The populist cleric still has supporters in senior government positions within key ministries — alongside loyalists to the main post 2003 political parties, as well as loyalists within the foreign ministry.

As a result, the movement’s political opponents have levelled corruption accusations against the group. However, supporters of the cleric see him as a champion of the anti-corruption fight.

Since 2003, Mr Al Sadr has fought to end US and most recently Iranian influence over Iraq’s internal politics.

His political bloc won the plurality of seats in Parliament during October’s national elections, but still far short of a majority. It put them in pole position to form a government.

However, bitter political rivalries have made it impossible for parties to agree on forming a new government.

Mr Al Sadr’s rivals, the mostly Iran-backed Co-ordination Framework, have put forth the candidacy of Mohammed Al Sudani for prime minister.

But the cleric and his supporters have strongly opposed the nomination as they believe Mr Al Sudani is too close to former prime minister Nouri Al Maliki, a long-term rival of Mr Al Sadr widely blamed for presiding over successive corrupt governments.

Mr Al Asadi, who led the Sadrist-linked Al Ahrar bloc in parliament, said the cleric “believes those people have occupied government positions and we have not seen any good come out of it.”

“He is a firm believer in the capability of specialists to lead the country and that was the main reason why he’s objected to the people presented by the framework,” he said.
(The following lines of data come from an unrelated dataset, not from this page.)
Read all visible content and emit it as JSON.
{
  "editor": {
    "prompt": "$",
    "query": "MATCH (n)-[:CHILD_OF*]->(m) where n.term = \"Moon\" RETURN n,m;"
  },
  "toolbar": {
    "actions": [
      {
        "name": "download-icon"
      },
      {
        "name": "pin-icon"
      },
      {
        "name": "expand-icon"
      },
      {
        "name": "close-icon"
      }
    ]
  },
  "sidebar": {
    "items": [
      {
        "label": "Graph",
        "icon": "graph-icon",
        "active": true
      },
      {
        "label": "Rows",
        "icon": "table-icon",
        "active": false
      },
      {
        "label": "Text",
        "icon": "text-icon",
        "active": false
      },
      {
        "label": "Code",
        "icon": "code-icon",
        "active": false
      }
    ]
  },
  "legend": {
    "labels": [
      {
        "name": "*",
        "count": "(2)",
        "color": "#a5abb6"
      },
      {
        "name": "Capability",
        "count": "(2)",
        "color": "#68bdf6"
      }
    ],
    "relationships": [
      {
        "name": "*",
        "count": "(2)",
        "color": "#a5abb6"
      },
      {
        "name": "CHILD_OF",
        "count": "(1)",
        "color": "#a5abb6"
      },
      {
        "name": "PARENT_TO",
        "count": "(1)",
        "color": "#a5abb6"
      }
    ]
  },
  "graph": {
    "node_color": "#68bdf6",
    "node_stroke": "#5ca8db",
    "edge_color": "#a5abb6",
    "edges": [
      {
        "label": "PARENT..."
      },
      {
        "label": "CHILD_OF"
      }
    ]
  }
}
“We need to see changes on the ground because Iraqi people are not going to tolerate or accept new failures and without planning and drawing policies we cannot go further.”

Instead, Mr Al Sadr has been calling for the dissolving of the parliament and for early elections.

“These are very easy demands to implement by the government and political parties if they are serious about reforms and changes,” Mr Al Asadi said.

Mr Al Sadr has been listening to different sides of Iraq’s various opposition groups, Mr Al Asadi says, including Iraq’s small Communist party and groups linked to the protest movement known as the Tishreen, or “October” movement, named after widespread protests that erupted in October 2019, which were met with a vicious government crackdown, killing hundreds.

The populist cleric is close to those on the streets as he is “open to all ideas and that’s why when he talks he’s very close to people,” Mr Al Asadi says.

Mr Al Sadr is not just “listening to his close circle, he is also listening to academics and those that are affiliated to other political backgrounds such as the communists and others”.

“They say they have been contacted by people close to Mr Al Sadr so he is trying to do his best.”

One of the political elite’s main problems is that they are detached from the public, he said.

“They don’t know how people think, their traditions, especially those living in the outskirts of the cities, how they live, how the tribes interact with one another, they are fully detached,” Mr Al Asadi said.

“They are just living in the Green Zone.

“Some of them have their prestige and high living standards and they can’t feel or understand how people think right now.”